Eugene, OR: The National Weather Service has issued an excessive heat warning this weekend for parts of the Willamette Valley, including Eugene.
Community members are encouraged to stay hydrated with water when the temperature is so high.
- All water fountains and splash pads in Eugene are turned on for summer. Splash pads are available at:
- Fairmount Park (E. 15th Ave. and Fairmount Blvd. )
- Oakmont Park (2295 Oakmont Way )
- Skinner Butte Park (248 Cheshire Ave. )
- Washington Park (2025 Washington St. )
- The Downtown Library is open 10 a.m. - 6 p.m. Saturday, closed on Sunday. Regular services are available. People can cool off while browsing, and 1-hour time slots are available for people to use a computer or access wi-fi. The second floor of the Library will have 14 spaces marked out that are 6x6 feet and can accommodate four people per group (max of 56 people at a time).
- Hilyard Community Center at 2580 Hilyard St, will be available as a cooling center on Sunday from noon-7 p.m. Space is limited, and face masks are required indoors.
Lane County is activating a cooling and heat respite center at the Lane Events Center, 796 W 13th Ave, located in the Main Performance Hall in the Convention Center.
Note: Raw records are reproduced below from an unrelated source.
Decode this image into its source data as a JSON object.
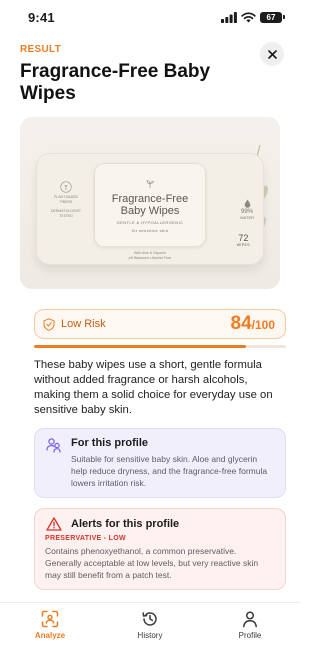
{
  "status_bar": {
    "time": "9:41",
    "battery": "67"
  },
  "header": {
    "label": "RESULT",
    "title": "Fragrance-Free Baby Wipes"
  },
  "product_image": {
    "brand_line_1": "Fragrance-Free",
    "brand_line_2": "Baby Wipes",
    "tagline": "GENTLE & HYPOALLERGENIC",
    "for_skin": "for sensitive skin",
    "left_badge_1": "PLANT-BASED",
    "left_badge_2": "FIBERS",
    "left_badge_3": "DERMATOLOGIST",
    "left_badge_4": "TESTED",
    "water_pct": "99%",
    "water_label": "WATER",
    "count": "72",
    "count_label": "WIPES",
    "bottom_1": "With Aloe & Glycerin",
    "bottom_2": "pH Balanced • Alcohol Free"
  },
  "score": {
    "risk_label": "Low Risk",
    "value": "84",
    "max": "/100",
    "fraction": 0.84
  },
  "description": "These baby wipes use a short, gentle formula without added fragrance or harsh alcohols, making them a solid choice for everyday use on sensitive baby skin.",
  "profile_card": {
    "title": "For this profile",
    "text": "Suitable for sensitive baby skin. Aloe and glycerin help reduce dryness, and the fragrance-free formula lowers irritation risk."
  },
  "alerts_card": {
    "title": "Alerts for this profile",
    "tag": "PRESERVATIVE - LOW",
    "text": "Contains phenoxyethanol, a common preservative. Generally acceptable at low levels, but very reactive skin may still benefit from a patch test."
  },
  "tabs": [
    {
      "label": "Analyze",
      "icon": "scan-icon",
      "active": true
    },
    {
      "label": "History",
      "icon": "history-icon",
      "active": false
    },
    {
      "label": "Profile",
      "icon": "person-icon",
      "active": false
    }
  ],
  "colors": {
    "accent": "#f07c22",
    "profile_bg": "#f2effd",
    "alert_bg": "#fff1ef",
    "alert_red": "#d6332b"
  }
}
This facility is able to hold more than 600 people while maintaining a safe distance. Those wishing to use the cooling center can enter through the main doors of the Convention Center located under the glass roof portion of the building. The Red Cross of Lane County will provide staffing, water, and snacks for the facility. The cooling center will be open from 9 a.m. to 10 p.m. on Saturday and Sunday, June 26-27.
A list of additional resources by municipality is on the Lane County website.
Additionally, with a great number of people seeking relief at one of Lane County's many waterways, our Lane County first responders would like to urge community members to use extreme caution when recreating. Use a life jacket and beware that many bodies of water remain cold despite the hot temperatures. If boating or swimming also beware of submerged hazards.
Human heatstroke symptoms can include: high body temperature, a fast, strong pulse, headache, dizziness, nausea, confusion, and loss of consciousness. If you notice someone experiencing these symptoms, call 911 right away – heatstroke is a medical emergency. The Centers for Disease Control and Prevention offer tips for preventing heat stroke-related illness.
It is extremely important to remember these safety tips to keep your furry family members safe:
- Leave pets at home when running errands. Leaving your animal in a parked car, even for just a few minutes, can easily cause heat stroke or brain damage. On an 85-degree day, a car's interior temperature can climb to 104 degrees in 10 minutes, even with the windows slightly open. Dogs are especially vulnerable to heat stress because they do not sweat in the way that humans do; they release body heat by panting.
- Dogs should not ride in uncovered pickup truck beds. The hot metal truck bed can burn your pet’s paw pads.
- Keep pets inside during the heat of the day; do not leave them outside unattended.
- Make sure pets have access to water bowls full of cool, fresh water.
- When pets are outside, be sure to provide shaded areas for them to rest in and invest in a misting hose or kiddie pool for a cool place for your pets to play.
- Limit or skip on exercise and time at the dog park during the heat of the day.
- Always test the pavement or sand with your hand before setting out (too hot to touch is too hot for your pet), walk early in the morning or late at night when it’s cooler, carry water and take frequent breaks in shady spots. If you suspect your pet’s paws have been burned, contact your vet immediately.
Animal heatstroke symptoms can include: restlessness, excessive thirst, heavy panting, lethargy, lack of appetite, dark tongue, vomiting, and lack of coordination. If your animal is overcome by heat exhaustion, consult your veterinarian right away. If you notice an animal in distress or unresponsive in a parked car, first try and locate the pet’s owner and alert him or her to the animal’s condition. If you cannot find the animal’s owner, call 911.
If you notice an animal in distress or unresponsive in a parked car, call 911. If an animal is not in distress and it is quicker to locate the owner you may consider that in addition to calling for help.